> **Problem description**
Could you output every record below exactly, leaving out the pictures?

> **Items from an interface collection**
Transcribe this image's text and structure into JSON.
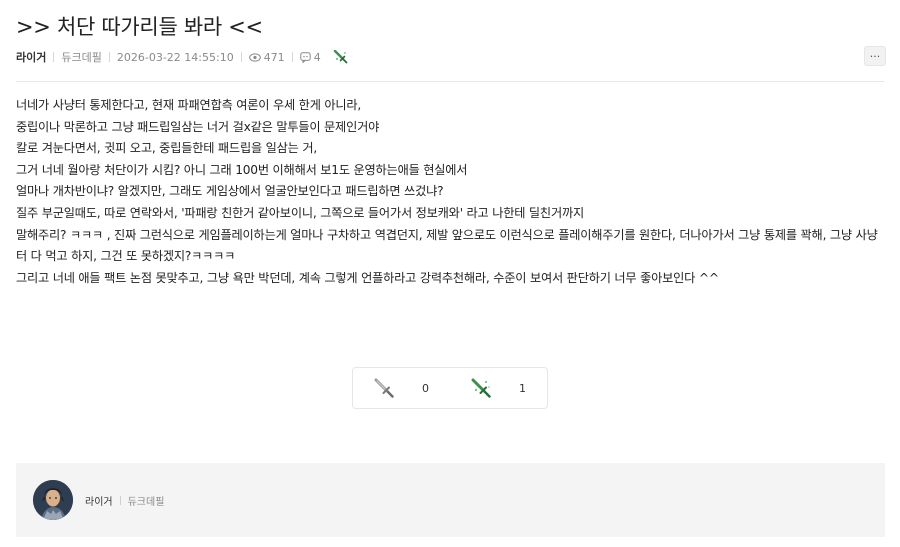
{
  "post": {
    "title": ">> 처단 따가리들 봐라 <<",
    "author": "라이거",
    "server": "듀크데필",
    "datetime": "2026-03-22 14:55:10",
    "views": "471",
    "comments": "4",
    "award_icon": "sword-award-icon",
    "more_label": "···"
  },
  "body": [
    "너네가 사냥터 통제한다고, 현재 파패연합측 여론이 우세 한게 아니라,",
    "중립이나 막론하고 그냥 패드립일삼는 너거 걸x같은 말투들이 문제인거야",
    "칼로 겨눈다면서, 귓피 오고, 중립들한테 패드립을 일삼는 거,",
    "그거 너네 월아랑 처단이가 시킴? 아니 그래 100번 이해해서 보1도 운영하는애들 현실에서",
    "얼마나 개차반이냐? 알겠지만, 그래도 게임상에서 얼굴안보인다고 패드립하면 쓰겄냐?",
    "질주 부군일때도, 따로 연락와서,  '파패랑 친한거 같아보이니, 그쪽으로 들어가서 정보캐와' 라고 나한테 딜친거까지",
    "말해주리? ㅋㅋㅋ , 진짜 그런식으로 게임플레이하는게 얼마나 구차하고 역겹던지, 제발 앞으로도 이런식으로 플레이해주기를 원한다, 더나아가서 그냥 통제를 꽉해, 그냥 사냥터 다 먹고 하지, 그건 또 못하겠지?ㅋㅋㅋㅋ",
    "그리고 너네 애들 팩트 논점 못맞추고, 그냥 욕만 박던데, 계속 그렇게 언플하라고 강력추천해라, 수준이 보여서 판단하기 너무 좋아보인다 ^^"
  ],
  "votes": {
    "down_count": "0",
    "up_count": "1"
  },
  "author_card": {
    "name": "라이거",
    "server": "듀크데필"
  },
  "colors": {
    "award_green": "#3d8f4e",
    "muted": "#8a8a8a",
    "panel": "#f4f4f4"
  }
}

> **Answer space**
Transcribe this image's text and structure into JSON.
{
  "post": {
    "title": ">> 처단 따가리들 봐라 <<",
    "author": "라이거",
    "server": "듀크데필",
    "datetime": "2026-03-22 14:55:10",
    "views": "471",
    "comments": "4",
    "award_icon": "sword-award-icon",
    "more_label": "···"
  },
  "body": [
    "너네가 사냥터 통제한다고, 현재 파패연합측 여론이 우세 한게 아니라,",
    "중립이나 막론하고 그냥 패드립일삼는 너거 걸x같은 말투들이 문제인거야",
    "칼로 겨눈다면서, 귓피 오고, 중립들한테 패드립을 일삼는 거,",
    "그거 너네 월아랑 처단이가 시킴? 아니 그래 100번 이해해서 보1도 운영하는애들 현실에서",
    "얼마나 개차반이냐? 알겠지만, 그래도 게임상에서 얼굴안보인다고 패드립하면 쓰겄냐?",
    "질주 부군일때도, 따로 연락와서,  '파패랑 친한거 같아보이니, 그쪽으로 들어가서 정보캐와' 라고 나한테 딜친거까지",
    "말해주리? ㅋㅋㅋ , 진짜 그런식으로 게임플레이하는게 얼마나 구차하고 역겹던지, 제발 앞으로도 이런식으로 플레이해주기를 원한다, 더나아가서 그냥 통제를 꽉해, 그냥 사냥터 다 먹고 하지, 그건 또 못하겠지?ㅋㅋㅋㅋ",
    "그리고 너네 애들 팩트 논점 못맞추고, 그냥 욕만 박던데, 계속 그렇게 언플하라고 강력추천해라, 수준이 보여서 판단하기 너무 좋아보인다 ^^"
  ],
  "votes": {
    "down_count": "0",
    "up_count": "1"
  },
  "author_card": {
    "name": "라이거",
    "server": "듀크데필"
  },
  "colors": {
    "award_green": "#3d8f4e",
    "muted": "#8a8a8a",
    "panel": "#f4f4f4"
  }
}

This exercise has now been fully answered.